Lines that contain the string "Auth" are the ones to list; copy all of them from the records.

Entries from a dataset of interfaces
======

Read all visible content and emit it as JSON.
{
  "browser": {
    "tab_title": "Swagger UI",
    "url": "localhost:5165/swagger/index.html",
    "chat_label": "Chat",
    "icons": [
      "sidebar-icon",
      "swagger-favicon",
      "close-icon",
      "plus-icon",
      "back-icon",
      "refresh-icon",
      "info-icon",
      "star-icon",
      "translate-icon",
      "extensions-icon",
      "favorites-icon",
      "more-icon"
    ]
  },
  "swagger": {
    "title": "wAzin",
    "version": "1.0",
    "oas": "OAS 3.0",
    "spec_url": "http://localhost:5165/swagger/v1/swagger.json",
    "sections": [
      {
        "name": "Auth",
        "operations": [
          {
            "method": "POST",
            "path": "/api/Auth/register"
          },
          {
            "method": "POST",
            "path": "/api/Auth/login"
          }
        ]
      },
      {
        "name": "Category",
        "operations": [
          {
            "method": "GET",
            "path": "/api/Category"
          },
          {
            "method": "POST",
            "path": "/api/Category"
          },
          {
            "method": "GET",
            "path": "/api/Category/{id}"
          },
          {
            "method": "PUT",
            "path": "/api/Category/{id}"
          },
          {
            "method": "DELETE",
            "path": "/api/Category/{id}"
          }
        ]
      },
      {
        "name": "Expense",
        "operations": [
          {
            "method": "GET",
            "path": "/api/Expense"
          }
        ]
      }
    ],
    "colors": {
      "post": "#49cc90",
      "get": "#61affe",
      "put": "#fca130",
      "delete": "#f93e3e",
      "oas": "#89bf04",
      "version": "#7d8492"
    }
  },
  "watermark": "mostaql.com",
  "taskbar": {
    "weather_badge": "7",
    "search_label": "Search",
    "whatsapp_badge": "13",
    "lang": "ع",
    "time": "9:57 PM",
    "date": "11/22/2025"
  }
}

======

#### Response to the task:
        "name": "Auth",
            "path": "/api/Auth/register"
            "path": "/api/Auth/login"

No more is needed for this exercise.